**Exercise details:** All that is needed is every record, duplicated exactly.
···
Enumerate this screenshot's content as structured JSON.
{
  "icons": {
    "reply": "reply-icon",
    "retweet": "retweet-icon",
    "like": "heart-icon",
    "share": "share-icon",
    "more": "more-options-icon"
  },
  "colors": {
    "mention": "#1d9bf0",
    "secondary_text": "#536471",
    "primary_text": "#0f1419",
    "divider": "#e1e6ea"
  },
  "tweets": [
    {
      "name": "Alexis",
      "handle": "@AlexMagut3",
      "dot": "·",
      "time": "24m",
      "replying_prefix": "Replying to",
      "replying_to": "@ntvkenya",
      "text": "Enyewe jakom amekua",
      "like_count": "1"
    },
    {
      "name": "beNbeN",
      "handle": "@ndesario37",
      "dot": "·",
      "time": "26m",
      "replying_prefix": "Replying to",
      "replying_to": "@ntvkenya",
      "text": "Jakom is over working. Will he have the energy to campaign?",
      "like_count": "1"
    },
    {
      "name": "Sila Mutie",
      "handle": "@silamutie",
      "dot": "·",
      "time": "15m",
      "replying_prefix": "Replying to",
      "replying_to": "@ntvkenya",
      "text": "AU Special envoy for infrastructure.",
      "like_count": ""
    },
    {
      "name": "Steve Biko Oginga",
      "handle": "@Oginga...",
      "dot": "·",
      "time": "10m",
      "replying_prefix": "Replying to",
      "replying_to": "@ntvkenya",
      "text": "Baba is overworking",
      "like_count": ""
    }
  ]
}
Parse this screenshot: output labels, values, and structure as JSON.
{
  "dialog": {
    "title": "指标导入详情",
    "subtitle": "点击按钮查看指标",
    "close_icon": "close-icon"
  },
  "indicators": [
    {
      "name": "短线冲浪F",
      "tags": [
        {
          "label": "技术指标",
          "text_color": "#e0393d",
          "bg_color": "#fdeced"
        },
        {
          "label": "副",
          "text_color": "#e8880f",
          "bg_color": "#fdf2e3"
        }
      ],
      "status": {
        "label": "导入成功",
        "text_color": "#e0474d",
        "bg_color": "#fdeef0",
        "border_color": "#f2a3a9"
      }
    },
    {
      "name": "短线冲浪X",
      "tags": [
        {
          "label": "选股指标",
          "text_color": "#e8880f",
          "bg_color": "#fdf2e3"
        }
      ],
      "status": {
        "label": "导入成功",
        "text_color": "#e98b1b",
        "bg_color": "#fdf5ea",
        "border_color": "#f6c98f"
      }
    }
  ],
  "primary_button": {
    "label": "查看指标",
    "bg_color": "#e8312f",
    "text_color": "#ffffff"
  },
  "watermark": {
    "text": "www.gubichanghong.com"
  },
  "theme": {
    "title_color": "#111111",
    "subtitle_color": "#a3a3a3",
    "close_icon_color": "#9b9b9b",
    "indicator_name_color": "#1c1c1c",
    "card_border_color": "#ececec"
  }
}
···
**Worked solution:**
Enumerate this screenshot's content as structured JSON.
{
  "icons": {
    "reply": "reply-icon",
    "retweet": "retweet-icon",
    "like": "heart-icon",
    "share": "share-icon",
    "more": "more-options-icon"
  },
  "colors": {
    "mention": "#1d9bf0",
    "secondary_text": "#536471",
    "primary_text": "#0f1419",
    "divider": "#e1e6ea"
  },
  "tweets": [
    {
      "name": "Alexis",
      "handle": "@AlexMagut3",
      "dot": "·",
      "time": "24m",
      "replying_prefix": "Replying to",
      "replying_to": "@ntvkenya",
      "text": "Enyewe jakom amekua",
      "like_count": "1"
    },
    {
      "name": "beNbeN",
      "handle": "@ndesario37",
      "dot": "·",
      "time": "26m",
      "replying_prefix": "Replying to",
      "replying_to": "@ntvkenya",
      "text": "Jakom is over working. Will he have the energy to campaign?",
      "like_count": "1"
    },
    {
      "name": "Sila Mutie",
      "handle": "@silamutie",
      "dot": "·",
      "time": "15m",
      "replying_prefix": "Replying to",
      "replying_to": "@ntvkenya",
      "text": "AU Special envoy for infrastructure.",
      "like_count": ""
    },
    {
      "name": "Steve Biko Oginga",
      "handle": "@Oginga...",
      "dot": "·",
      "time": "10m",
      "replying_prefix": "Replying to",
      "replying_to": "@ntvkenya",
      "text": "Baba is overworking",
      "like_count": ""
    }
  ]
}
Parse this screenshot: output labels, values, and structure as JSON.
{
  "dialog": {
    "title": "指标导入详情",
    "subtitle": "点击按钮查看指标",
    "close_icon": "close-icon"
  },
  "indicators": [
    {
      "name": "短线冲浪F",
      "tags": [
        {
          "label": "技术指标",
          "text_color": "#e0393d",
          "bg_color": "#fdeced"
        },
        {
          "label": "副",
          "text_color": "#e8880f",
          "bg_color": "#fdf2e3"
        }
      ],
      "status": {
        "label": "导入成功",
        "text_color": "#e0474d",
        "bg_color": "#fdeef0",
        "border_color": "#f2a3a9"
      }
    },
    {
      "name": "短线冲浪X",
      "tags": [
        {
          "label": "选股指标",
          "text_color": "#e8880f",
          "bg_color": "#fdf2e3"
        }
      ],
      "status": {
        "label": "导入成功",
        "text_color": "#e98b1b",
        "bg_color": "#fdf5ea",
        "border_color": "#f6c98f"
      }
    }
  ],
  "primary_button": {
    "label": "查看指标",
    "bg_color": "#e8312f",
    "text_color": "#ffffff"
  },
  "watermark": {
    "text": "www.gubichanghong.com"
  },
  "theme": {
    "title_color": "#111111",
    "subtitle_color": "#a3a3a3",
    "close_icon_color": "#9b9b9b",
    "indicator_name_color": "#1c1c1c",
    "card_border_color": "#ececec"
  }
}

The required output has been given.